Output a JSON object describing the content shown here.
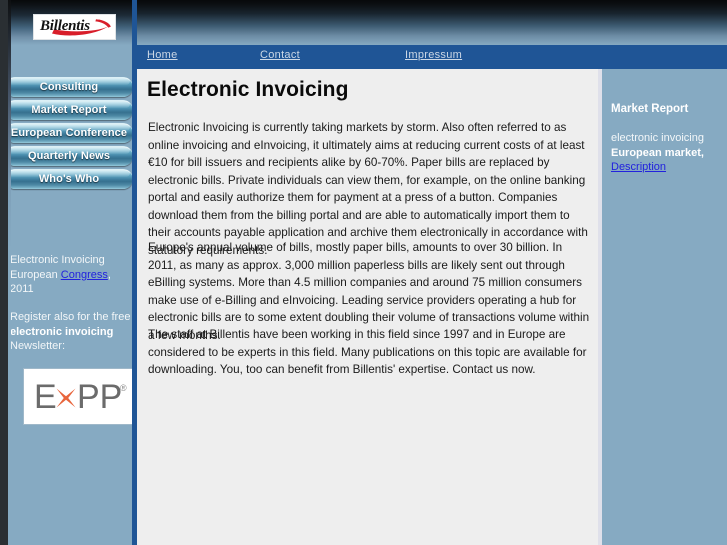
{
  "brand": {
    "logo_text": "Billentis",
    "logo_icon": "red-swoosh-icon"
  },
  "topnav": {
    "home": "Home",
    "contact": "Contact",
    "impressum": "Impressum"
  },
  "sidebar": {
    "buttons": [
      {
        "label": "Consulting"
      },
      {
        "label": "Market Report"
      },
      {
        "label": "European Conference"
      },
      {
        "label": "Quarterly News"
      },
      {
        "label": "Who's Who"
      }
    ],
    "promo": {
      "line1": "Electronic Invoicing",
      "line2_prefix": "European ",
      "line2_link": "Congress",
      "line2_suffix": ",",
      "line3": "2011"
    },
    "newsletter": {
      "line1": "Register also for the free",
      "line2_bold": "electronic invoicing",
      "line3": "Newsletter:"
    },
    "partner_logo": {
      "text_a": "E",
      "text_x": "x",
      "text_b": "PP",
      "mark": "®"
    }
  },
  "main": {
    "title": "Electronic Invoicing",
    "paragraphs": [
      "Electronic Invoicing is currently taking markets by storm. Also often referred to as online invoicing and eInvoicing, it ultimately aims at reducing current costs of at least €10 for bill issuers and recipients alike by 60-70%. Paper bills are replaced by electronic bills. Private individuals can view them, for example, on the online banking portal and easily authorize them for payment at a press of a button. Companies download them from the billing portal and are able to automatically import them to their accounts payable application and archive them electronically in accordance with statutory requirements.",
      "Europe's annual volume of bills, mostly paper bills, amounts to over 30 billion. In 2011, as many as approx. 3,000 million paperless bills are likely sent out through eBilling systems. More than 4.5 million companies and around 75 million consumers make use of e-Billing and eInvoicing. Leading service providers operating a hub for electronic bills are to some extent doubling their volume of transactions volume within a few months.",
      "The staff at Billentis have been working in this field since 1997 and in Europe are considered to be experts in this field. Many publications on this topic are available for downloading. You, too can benefit from Billentis' expertise. Contact us now."
    ]
  },
  "rightbar": {
    "title": "Market Report",
    "line1": "electronic invoicing",
    "line2_bold": "European market,",
    "link": "Description"
  },
  "colors": {
    "page_blue": "#86AAC2",
    "nav_blue": "#1F5596",
    "content_gray": "#EEEEEE",
    "link_blue": "#2222DD",
    "accent_red": "#D81E2A",
    "accent_orange": "#E8653C",
    "button_teal": "#3F7FA0"
  }
}
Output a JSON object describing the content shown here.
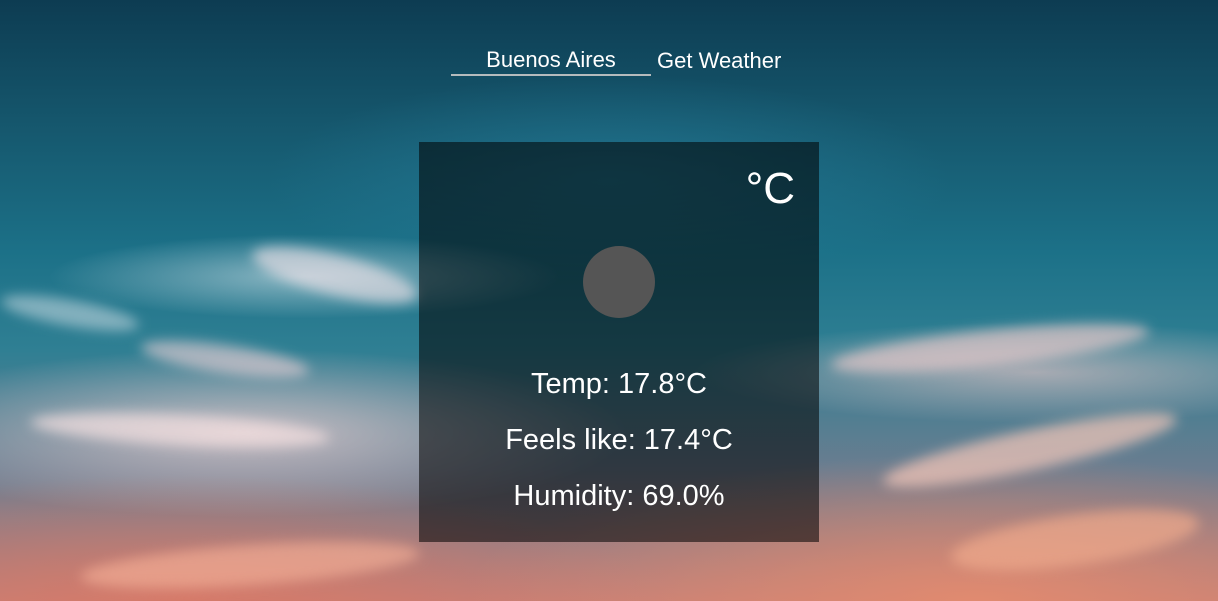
{
  "search": {
    "city_value": "Buenos Aires",
    "button_label": "Get Weather"
  },
  "weather": {
    "unit_label": "°C",
    "temp_label": "Temp: 17.8°C",
    "feels_like_label": "Feels like: 17.4°C",
    "humidity_label": "Humidity: 69.0%",
    "icon": "weather-condition-icon"
  },
  "colors": {
    "card_bg": "#000000",
    "icon_placeholder": "#555555",
    "text": "#ffffff"
  }
}
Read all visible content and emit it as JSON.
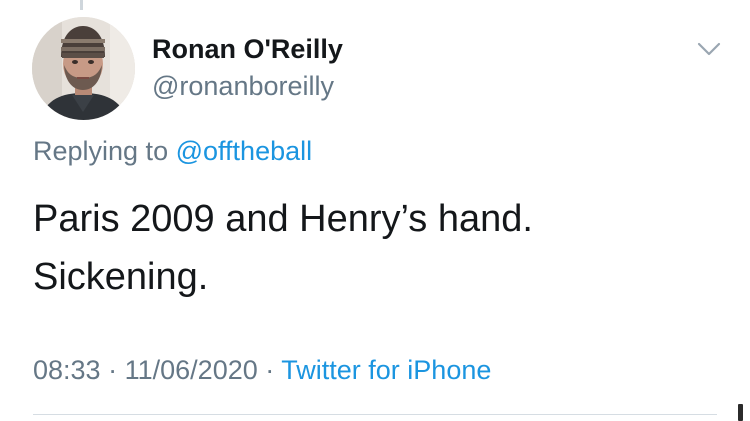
{
  "tweet": {
    "author": {
      "name": "Ronan O'Reilly",
      "handle": "@ronanboreilly"
    },
    "replying_prefix": "Replying to",
    "replying_to": "@offtheball",
    "text_lines": [
      "Paris 2009 and Henry’s hand.",
      "Sickening."
    ],
    "time": "08:33",
    "separator": "·",
    "date": "11/06/2020",
    "source": "Twitter for iPhone"
  },
  "icons": {
    "menu": "chevron-down-icon",
    "avatar": "avatar-photo"
  },
  "colors": {
    "link": "#1b95e0",
    "secondary_text": "#657786",
    "primary_text": "#14171a",
    "divider": "#d6dde3"
  }
}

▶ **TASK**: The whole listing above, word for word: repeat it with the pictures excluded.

▶ **SOLVED PROBLEM**:
Output a JSON object describing the content shown here.
{
  "brand": {
    "logo_text": "Billentis",
    "logo_icon": "red-swoosh-icon"
  },
  "topnav": {
    "home": "Home",
    "contact": "Contact",
    "impressum": "Impressum"
  },
  "sidebar": {
    "buttons": [
      {
        "label": "Consulting"
      },
      {
        "label": "Market Report"
      },
      {
        "label": "European Conference"
      },
      {
        "label": "Quarterly News"
      },
      {
        "label": "Who's Who"
      }
    ],
    "promo": {
      "line1": "Electronic Invoicing",
      "line2_prefix": "European ",
      "line2_link": "Congress",
      "line2_suffix": ",",
      "line3": "2011"
    },
    "newsletter": {
      "line1": "Register also for the free",
      "line2_bold": "electronic invoicing",
      "line3": "Newsletter:"
    },
    "partner_logo": {
      "text_a": "E",
      "text_x": "x",
      "text_b": "PP",
      "mark": "®"
    }
  },
  "main": {
    "title": "Electronic Invoicing",
    "paragraphs": [
      "Electronic Invoicing is currently taking markets by storm. Also often referred to as online invoicing and eInvoicing, it ultimately aims at reducing current costs of at least €10 for bill issuers and recipients alike by 60-70%. Paper bills are replaced by electronic bills. Private individuals can view them, for example, on the online banking portal and easily authorize them for payment at a press of a button. Companies download them from the billing portal and are able to automatically import them to their accounts payable application and archive them electronically in accordance with statutory requirements.",
      "Europe's annual volume of bills, mostly paper bills, amounts to over 30 billion. In 2011, as many as approx. 3,000 million paperless bills are likely sent out through eBilling systems. More than 4.5 million companies and around 75 million consumers make use of e-Billing and eInvoicing. Leading service providers operating a hub for electronic bills are to some extent doubling their volume of transactions volume within a few months.",
      "The staff at Billentis have been working in this field since 1997 and in Europe are considered to be experts in this field. Many publications on this topic are available for downloading. You, too can benefit from Billentis' expertise. Contact us now."
    ]
  },
  "rightbar": {
    "title": "Market Report",
    "line1": "electronic invoicing",
    "line2_bold": "European market,",
    "link": "Description"
  },
  "colors": {
    "page_blue": "#86AAC2",
    "nav_blue": "#1F5596",
    "content_gray": "#EEEEEE",
    "link_blue": "#2222DD",
    "accent_red": "#D81E2A",
    "accent_orange": "#E8653C",
    "button_teal": "#3F7FA0"
  }
}
Output a JSON object describing the content shown here.
{
  "search": {
    "city_value": "Buenos Aires",
    "button_label": "Get Weather"
  },
  "weather": {
    "unit_label": "°C",
    "temp_label": "Temp: 17.8°C",
    "feels_like_label": "Feels like: 17.4°C",
    "humidity_label": "Humidity: 69.0%",
    "icon": "weather-condition-icon"
  },
  "colors": {
    "card_bg": "#000000",
    "icon_placeholder": "#555555",
    "text": "#ffffff"
  }
}
Read all visible content and emit it as JSON.
{
  "tweet": {
    "author": {
      "name": "Ronan O'Reilly",
      "handle": "@ronanboreilly"
    },
    "replying_prefix": "Replying to",
    "replying_to": "@offtheball",
    "text_lines": [
      "Paris 2009 and Henry’s hand.",
      "Sickening."
    ],
    "time": "08:33",
    "separator": "·",
    "date": "11/06/2020",
    "source": "Twitter for iPhone"
  },
  "icons": {
    "menu": "chevron-down-icon",
    "avatar": "avatar-photo"
  },
  "colors": {
    "link": "#1b95e0",
    "secondary_text": "#657786",
    "primary_text": "#14171a",
    "divider": "#d6dde3"
  }
}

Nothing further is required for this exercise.